What is expected:
Copy the entries out again in full.

Data supplied:
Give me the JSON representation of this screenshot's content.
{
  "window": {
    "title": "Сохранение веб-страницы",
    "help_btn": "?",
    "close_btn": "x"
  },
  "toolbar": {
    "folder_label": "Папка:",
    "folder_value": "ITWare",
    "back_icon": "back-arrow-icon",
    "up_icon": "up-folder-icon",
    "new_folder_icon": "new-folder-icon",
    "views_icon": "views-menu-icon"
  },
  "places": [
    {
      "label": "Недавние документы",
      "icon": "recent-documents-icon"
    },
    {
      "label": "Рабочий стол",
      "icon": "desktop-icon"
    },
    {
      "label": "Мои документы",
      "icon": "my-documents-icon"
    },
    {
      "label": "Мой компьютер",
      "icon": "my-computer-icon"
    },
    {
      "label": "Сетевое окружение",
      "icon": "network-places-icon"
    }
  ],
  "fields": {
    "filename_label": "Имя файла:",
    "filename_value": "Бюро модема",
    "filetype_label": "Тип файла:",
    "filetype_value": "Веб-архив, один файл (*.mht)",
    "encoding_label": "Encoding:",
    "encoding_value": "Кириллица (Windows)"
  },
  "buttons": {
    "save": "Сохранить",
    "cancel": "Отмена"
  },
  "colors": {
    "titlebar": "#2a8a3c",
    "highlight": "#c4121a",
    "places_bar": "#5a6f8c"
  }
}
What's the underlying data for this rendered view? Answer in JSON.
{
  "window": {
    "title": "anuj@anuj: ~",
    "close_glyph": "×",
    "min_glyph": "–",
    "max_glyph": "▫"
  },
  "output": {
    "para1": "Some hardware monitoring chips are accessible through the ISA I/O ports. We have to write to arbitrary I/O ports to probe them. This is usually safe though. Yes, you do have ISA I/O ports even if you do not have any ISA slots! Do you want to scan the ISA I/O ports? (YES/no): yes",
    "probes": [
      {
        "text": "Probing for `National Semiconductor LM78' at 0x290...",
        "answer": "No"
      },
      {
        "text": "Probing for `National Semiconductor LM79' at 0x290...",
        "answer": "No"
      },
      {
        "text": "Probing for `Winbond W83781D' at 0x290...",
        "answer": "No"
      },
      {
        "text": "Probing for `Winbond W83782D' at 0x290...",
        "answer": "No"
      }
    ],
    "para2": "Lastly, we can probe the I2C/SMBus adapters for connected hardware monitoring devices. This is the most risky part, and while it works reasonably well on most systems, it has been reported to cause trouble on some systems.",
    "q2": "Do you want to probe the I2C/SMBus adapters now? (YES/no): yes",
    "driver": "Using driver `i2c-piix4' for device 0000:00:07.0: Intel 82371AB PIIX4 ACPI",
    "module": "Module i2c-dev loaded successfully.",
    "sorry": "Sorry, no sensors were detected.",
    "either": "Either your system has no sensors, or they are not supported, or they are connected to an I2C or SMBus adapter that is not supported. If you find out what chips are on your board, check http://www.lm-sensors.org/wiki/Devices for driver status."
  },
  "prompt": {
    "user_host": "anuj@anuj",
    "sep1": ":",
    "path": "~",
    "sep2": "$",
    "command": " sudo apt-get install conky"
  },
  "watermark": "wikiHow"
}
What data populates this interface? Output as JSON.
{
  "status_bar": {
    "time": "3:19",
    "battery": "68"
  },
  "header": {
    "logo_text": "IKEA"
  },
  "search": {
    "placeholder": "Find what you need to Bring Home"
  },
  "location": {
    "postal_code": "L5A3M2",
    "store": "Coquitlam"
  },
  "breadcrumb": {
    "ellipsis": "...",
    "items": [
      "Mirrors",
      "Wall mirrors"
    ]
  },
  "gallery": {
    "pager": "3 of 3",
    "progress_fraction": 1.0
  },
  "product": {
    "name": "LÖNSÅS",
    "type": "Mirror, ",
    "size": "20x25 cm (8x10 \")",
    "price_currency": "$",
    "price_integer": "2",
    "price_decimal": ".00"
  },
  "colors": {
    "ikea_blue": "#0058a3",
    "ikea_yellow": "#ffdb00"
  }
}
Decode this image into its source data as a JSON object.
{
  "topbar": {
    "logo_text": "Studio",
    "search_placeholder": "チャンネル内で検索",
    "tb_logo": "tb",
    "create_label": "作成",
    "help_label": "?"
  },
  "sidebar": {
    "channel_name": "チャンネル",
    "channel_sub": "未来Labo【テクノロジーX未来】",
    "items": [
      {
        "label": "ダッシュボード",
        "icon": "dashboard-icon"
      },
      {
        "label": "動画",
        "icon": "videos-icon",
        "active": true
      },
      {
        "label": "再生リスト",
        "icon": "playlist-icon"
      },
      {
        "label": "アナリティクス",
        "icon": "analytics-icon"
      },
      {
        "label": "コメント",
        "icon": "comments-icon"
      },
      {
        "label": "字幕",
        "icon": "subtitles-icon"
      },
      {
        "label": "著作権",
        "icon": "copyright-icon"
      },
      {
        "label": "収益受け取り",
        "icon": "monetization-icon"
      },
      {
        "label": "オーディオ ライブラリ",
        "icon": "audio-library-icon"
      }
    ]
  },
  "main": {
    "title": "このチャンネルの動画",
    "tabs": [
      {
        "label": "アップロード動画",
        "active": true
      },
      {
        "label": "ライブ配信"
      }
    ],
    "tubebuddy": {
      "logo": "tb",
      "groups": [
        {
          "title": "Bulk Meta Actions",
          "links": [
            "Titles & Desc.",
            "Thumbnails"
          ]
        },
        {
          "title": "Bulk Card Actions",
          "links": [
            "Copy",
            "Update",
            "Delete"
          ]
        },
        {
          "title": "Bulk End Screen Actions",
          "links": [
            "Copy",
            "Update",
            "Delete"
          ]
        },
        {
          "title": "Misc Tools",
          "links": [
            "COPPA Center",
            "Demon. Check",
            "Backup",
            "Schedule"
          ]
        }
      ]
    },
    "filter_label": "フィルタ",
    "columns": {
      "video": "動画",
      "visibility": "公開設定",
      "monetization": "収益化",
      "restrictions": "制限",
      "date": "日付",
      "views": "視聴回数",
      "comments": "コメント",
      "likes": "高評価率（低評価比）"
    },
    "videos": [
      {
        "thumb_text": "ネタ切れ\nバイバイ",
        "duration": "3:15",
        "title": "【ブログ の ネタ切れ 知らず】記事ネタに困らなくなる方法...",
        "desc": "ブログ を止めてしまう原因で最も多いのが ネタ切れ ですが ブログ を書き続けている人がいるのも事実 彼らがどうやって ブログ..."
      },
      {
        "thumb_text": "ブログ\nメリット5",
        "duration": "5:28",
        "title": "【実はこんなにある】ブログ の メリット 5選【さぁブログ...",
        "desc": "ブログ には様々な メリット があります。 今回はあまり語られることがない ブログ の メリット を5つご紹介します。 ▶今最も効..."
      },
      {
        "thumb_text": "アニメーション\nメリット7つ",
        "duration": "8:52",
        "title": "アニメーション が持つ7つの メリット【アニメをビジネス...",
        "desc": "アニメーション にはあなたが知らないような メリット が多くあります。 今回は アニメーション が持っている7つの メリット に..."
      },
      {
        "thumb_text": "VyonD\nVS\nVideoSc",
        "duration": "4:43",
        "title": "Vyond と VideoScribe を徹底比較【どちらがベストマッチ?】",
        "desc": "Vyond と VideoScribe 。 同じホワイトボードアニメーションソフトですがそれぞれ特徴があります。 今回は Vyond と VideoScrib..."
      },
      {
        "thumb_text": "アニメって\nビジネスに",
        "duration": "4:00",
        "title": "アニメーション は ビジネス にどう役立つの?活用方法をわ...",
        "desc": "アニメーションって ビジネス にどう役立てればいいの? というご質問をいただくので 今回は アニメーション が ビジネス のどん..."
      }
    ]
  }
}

Problem solution:
Give me the JSON representation of this screenshot's content.
{
  "window": {
    "title": "Сохранение веб-страницы",
    "help_btn": "?",
    "close_btn": "x"
  },
  "toolbar": {
    "folder_label": "Папка:",
    "folder_value": "ITWare",
    "back_icon": "back-arrow-icon",
    "up_icon": "up-folder-icon",
    "new_folder_icon": "new-folder-icon",
    "views_icon": "views-menu-icon"
  },
  "places": [
    {
      "label": "Недавние документы",
      "icon": "recent-documents-icon"
    },
    {
      "label": "Рабочий стол",
      "icon": "desktop-icon"
    },
    {
      "label": "Мои документы",
      "icon": "my-documents-icon"
    },
    {
      "label": "Мой компьютер",
      "icon": "my-computer-icon"
    },
    {
      "label": "Сетевое окружение",
      "icon": "network-places-icon"
    }
  ],
  "fields": {
    "filename_label": "Имя файла:",
    "filename_value": "Бюро модема",
    "filetype_label": "Тип файла:",
    "filetype_value": "Веб-архив, один файл (*.mht)",
    "encoding_label": "Encoding:",
    "encoding_value": "Кириллица (Windows)"
  },
  "buttons": {
    "save": "Сохранить",
    "cancel": "Отмена"
  },
  "colors": {
    "titlebar": "#2a8a3c",
    "highlight": "#c4121a",
    "places_bar": "#5a6f8c"
  }
}
What's the underlying data for this rendered view? Answer in JSON.
{
  "window": {
    "title": "anuj@anuj: ~",
    "close_glyph": "×",
    "min_glyph": "–",
    "max_glyph": "▫"
  },
  "output": {
    "para1": "Some hardware monitoring chips are accessible through the ISA I/O ports. We have to write to arbitrary I/O ports to probe them. This is usually safe though. Yes, you do have ISA I/O ports even if you do not have any ISA slots! Do you want to scan the ISA I/O ports? (YES/no): yes",
    "probes": [
      {
        "text": "Probing for `National Semiconductor LM78' at 0x290...",
        "answer": "No"
      },
      {
        "text": "Probing for `National Semiconductor LM79' at 0x290...",
        "answer": "No"
      },
      {
        "text": "Probing for `Winbond W83781D' at 0x290...",
        "answer": "No"
      },
      {
        "text": "Probing for `Winbond W83782D' at 0x290...",
        "answer": "No"
      }
    ],
    "para2": "Lastly, we can probe the I2C/SMBus adapters for connected hardware monitoring devices. This is the most risky part, and while it works reasonably well on most systems, it has been reported to cause trouble on some systems.",
    "q2": "Do you want to probe the I2C/SMBus adapters now? (YES/no): yes",
    "driver": "Using driver `i2c-piix4' for device 0000:00:07.0: Intel 82371AB PIIX4 ACPI",
    "module": "Module i2c-dev loaded successfully.",
    "sorry": "Sorry, no sensors were detected.",
    "either": "Either your system has no sensors, or they are not supported, or they are connected to an I2C or SMBus adapter that is not supported. If you find out what chips are on your board, check http://www.lm-sensors.org/wiki/Devices for driver status."
  },
  "prompt": {
    "user_host": "anuj@anuj",
    "sep1": ":",
    "path": "~",
    "sep2": "$",
    "command": " sudo apt-get install conky"
  },
  "watermark": "wikiHow"
}
What data populates this interface? Output as JSON.
{
  "status_bar": {
    "time": "3:19",
    "battery": "68"
  },
  "header": {
    "logo_text": "IKEA"
  },
  "search": {
    "placeholder": "Find what you need to Bring Home"
  },
  "location": {
    "postal_code": "L5A3M2",
    "store": "Coquitlam"
  },
  "breadcrumb": {
    "ellipsis": "...",
    "items": [
      "Mirrors",
      "Wall mirrors"
    ]
  },
  "gallery": {
    "pager": "3 of 3",
    "progress_fraction": 1.0
  },
  "product": {
    "name": "LÖNSÅS",
    "type": "Mirror, ",
    "size": "20x25 cm (8x10 \")",
    "price_currency": "$",
    "price_integer": "2",
    "price_decimal": ".00"
  },
  "colors": {
    "ikea_blue": "#0058a3",
    "ikea_yellow": "#ffdb00"
  }
}
Decode this image into its source data as a JSON object.
{
  "topbar": {
    "logo_text": "Studio",
    "search_placeholder": "チャンネル内で検索",
    "tb_logo": "tb",
    "create_label": "作成",
    "help_label": "?"
  },
  "sidebar": {
    "channel_name": "チャンネル",
    "channel_sub": "未来Labo【テクノロジーX未来】",
    "items": [
      {
        "label": "ダッシュボード",
        "icon": "dashboard-icon"
      },
      {
        "label": "動画",
        "icon": "videos-icon",
        "active": true
      },
      {
        "label": "再生リスト",
        "icon": "playlist-icon"
      },
      {
        "label": "アナリティクス",
        "icon": "analytics-icon"
      },
      {
        "label": "コメント",
        "icon": "comments-icon"
      },
      {
        "label": "字幕",
        "icon": "subtitles-icon"
      },
      {
        "label": "著作権",
        "icon": "copyright-icon"
      },
      {
        "label": "収益受け取り",
        "icon": "monetization-icon"
      },
      {
        "label": "オーディオ ライブラリ",
        "icon": "audio-library-icon"
      }
    ]
  },
  "main": {
    "title": "このチャンネルの動画",
    "tabs": [
      {
        "label": "アップロード動画",
        "active": true
      },
      {
        "label": "ライブ配信"
      }
    ],
    "tubebuddy": {
      "logo": "tb",
      "groups": [
        {
          "title": "Bulk Meta Actions",
          "links": [
            "Titles & Desc.",
            "Thumbnails"
          ]
        },
        {
          "title": "Bulk Card Actions",
          "links": [
            "Copy",
            "Update",
            "Delete"
          ]
        },
        {
          "title": "Bulk End Screen Actions",
          "links": [
            "Copy",
            "Update",
            "Delete"
          ]
        },
        {
          "title": "Misc Tools",
          "links": [
            "COPPA Center",
            "Demon. Check",
            "Backup",
            "Schedule"
          ]
        }
      ]
    },
    "filter_label": "フィルタ",
    "columns": {
      "video": "動画",
      "visibility": "公開設定",
      "monetization": "収益化",
      "restrictions": "制限",
      "date": "日付",
      "views": "視聴回数",
      "comments": "コメント",
      "likes": "高評価率（低評価比）"
    },
    "videos": [
      {
        "thumb_text": "ネタ切れ\nバイバイ",
        "duration": "3:15",
        "title": "【ブログ の ネタ切れ 知らず】記事ネタに困らなくなる方法...",
        "desc": "ブログ を止めてしまう原因で最も多いのが ネタ切れ ですが ブログ を書き続けている人がいるのも事実 彼らがどうやって ブログ..."
      },
      {
        "thumb_text": "ブログ\nメリット5",
        "duration": "5:28",
        "title": "【実はこんなにある】ブログ の メリット 5選【さぁブログ...",
        "desc": "ブログ には様々な メリット があります。 今回はあまり語られることがない ブログ の メリット を5つご紹介します。 ▶今最も効..."
      },
      {
        "thumb_text": "アニメーション\nメリット7つ",
        "duration": "8:52",
        "title": "アニメーション が持つ7つの メリット【アニメをビジネス...",
        "desc": "アニメーション にはあなたが知らないような メリット が多くあります。 今回は アニメーション が持っている7つの メリット に..."
      },
      {
        "thumb_text": "VyonD\nVS\nVideoSc",
        "duration": "4:43",
        "title": "Vyond と VideoScribe を徹底比較【どちらがベストマッチ?】",
        "desc": "Vyond と VideoScribe 。 同じホワイトボードアニメーションソフトですがそれぞれ特徴があります。 今回は Vyond と VideoScrib..."
      },
      {
        "thumb_text": "アニメって\nビジネスに",
        "duration": "4:00",
        "title": "アニメーション は ビジネス にどう役立つの?活用方法をわ...",
        "desc": "アニメーションって ビジネス にどう役立てればいいの? というご質問をいただくので 今回は アニメーション が ビジネス のどん..."
      }
    ]
  }
}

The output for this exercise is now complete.